- Equality Act 2010. You can bring a claim against your employer for damages caused by the harassment you have received. Here, you can remain in your job whilst pursuing such a claim and will receive legal protection from any retaliation by your employer.
- Constructive dismissal. This is an option if you feel you have been left with no alternative but to resign because of the bullying and harassment you have experienced. Or if your employer takes insufficient steps to resolve and remedy the situation.
You must commence employment tribunal proceedings within three months of the last example of the behaviours you are complaining about. To protect your position, you may need to trigger the start of legal proceedings before receiving an outcome from your employer’s internal proceedings.
It is important that you first make a complaint under your employer’s grievance or harassment proceedings before making an application to employment tribunal. Otherwise the compensation you may eventually receive could be decreased by as much as 25%.
4. Personal injury claim
You could have a case of personal injury against your employer if you have been seriously affected by the bullying or harassment – perhaps being unable to return to work because of the impact it has had on your mental health.
There is a three-year time-limit for submitting such claims.
This will require the professional guidance and support of a specialist lawyer. WRS can recommend one for you.
5. Settlement agreement
So long as you are able to present compelling evidence of mistreatment, your employer might consider offering you a Settlement Agreement. This might be considered the best way of offsetting the risk, time involved and cost of you pursuing legal proceedings against it.
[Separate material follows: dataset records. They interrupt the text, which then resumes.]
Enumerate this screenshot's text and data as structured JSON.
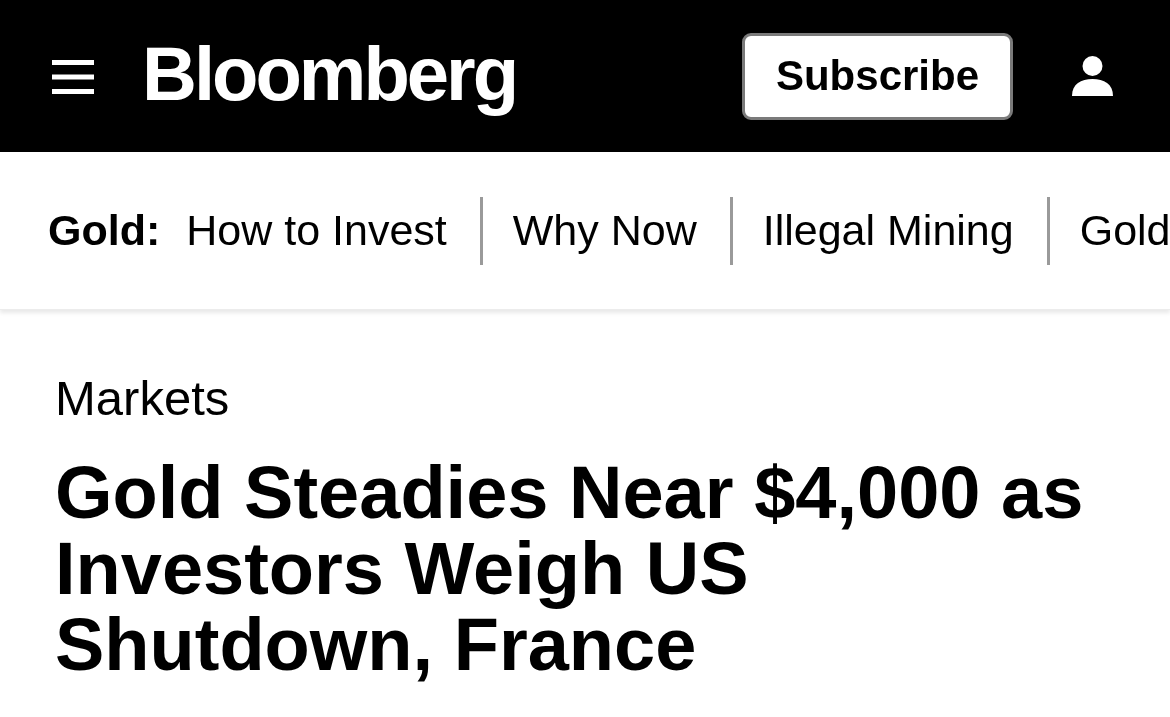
{
  "header": {
    "logo": "Bloomberg",
    "subscribe_button": "Subscribe"
  },
  "topic_nav": {
    "label": "Gold:",
    "links": [
      "How to Invest",
      "Why Now",
      "Illegal Mining",
      "Gold"
    ]
  },
  "article": {
    "section": "Markets",
    "headline": "Gold Steadies Near $4,000 as Investors Weigh US Shutdown, France"
  }
}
How much financial compensation you could secure will depend upon the strength of your case. That is why it is so important you present your concerns in the clearest and most effective way possible. You can best achieve this with the support of an experienced union representative – such as one that WRS can arrange for you.
Read more here about Settlement Agreements.
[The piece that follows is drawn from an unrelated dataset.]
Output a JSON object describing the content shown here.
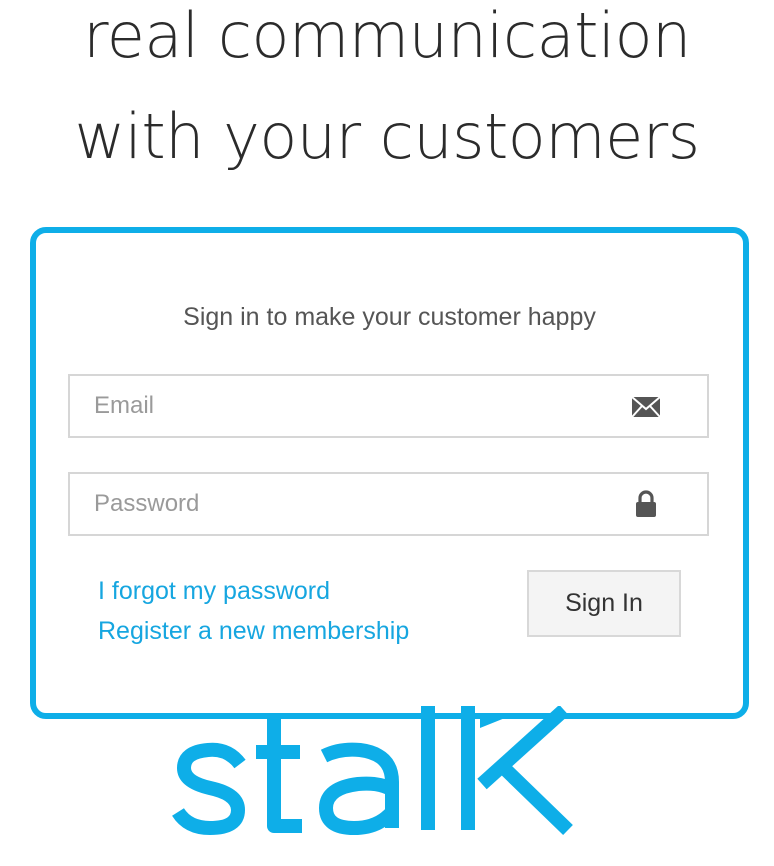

If you are unfairly accused of being engaged in bullying or harassment
We occasionally come across situations where someone has maliciously been accused of bullying, harassment or other mistreatment.
Making an unwarranted complaint can sometimes be a cynical ruse to bully or manipulate someone else. For example, against a manager whose actions have in fact been entirely proper. Or to deflect from legitimate criticisms of performance or conduct.
Your employer will quite rightly still have to conduct an open and transparent investigation into the complaint. But if there has been a vexatious claim made against you, this should soon become clear.
As part of any investigation into a complaint against you, meetings you are required to attend will almost certainly be Formal. You will be asked specific questions about your conduct and behaviours and there should be a second person taking minutes. Therefore, because there is always a chance that things could go wrong, you should exercise your right to be accompanied.
Support from WRS
WRS can assist you in a number of ways if you have been bullied or harassed:
- We can provide with guidance on what to do – including assisting your preparation before submitting a complaint.
- We can prepare a Written Statement for you setting out in clear, concise and persuasive terms how you have been mistreated, your legal rights and your employer’s responsibilities.
- We can arrange for an experienced representative of a trade union to accompany you to all Formal Meetings – whether these are part of investigatory, grievance or harassment proceedings.
- We can ensure that you have a robust case prepared and ready to pursue through legal proceedings if required.
WRS will provide you with the absolute highest quality support to fulfil your workplace representation needs. We will maximise your chances of resolving your concerns without the need to resort to legal proceedings. But if you do, we will have ensured that you have the most robust legal case possible.
However, just as we are the workplace experts, we would recommend you use a specialist solicitor to pursue legal proceedings. We can recommend to you solicitors with whom we work, who we know will provide you with excellent support.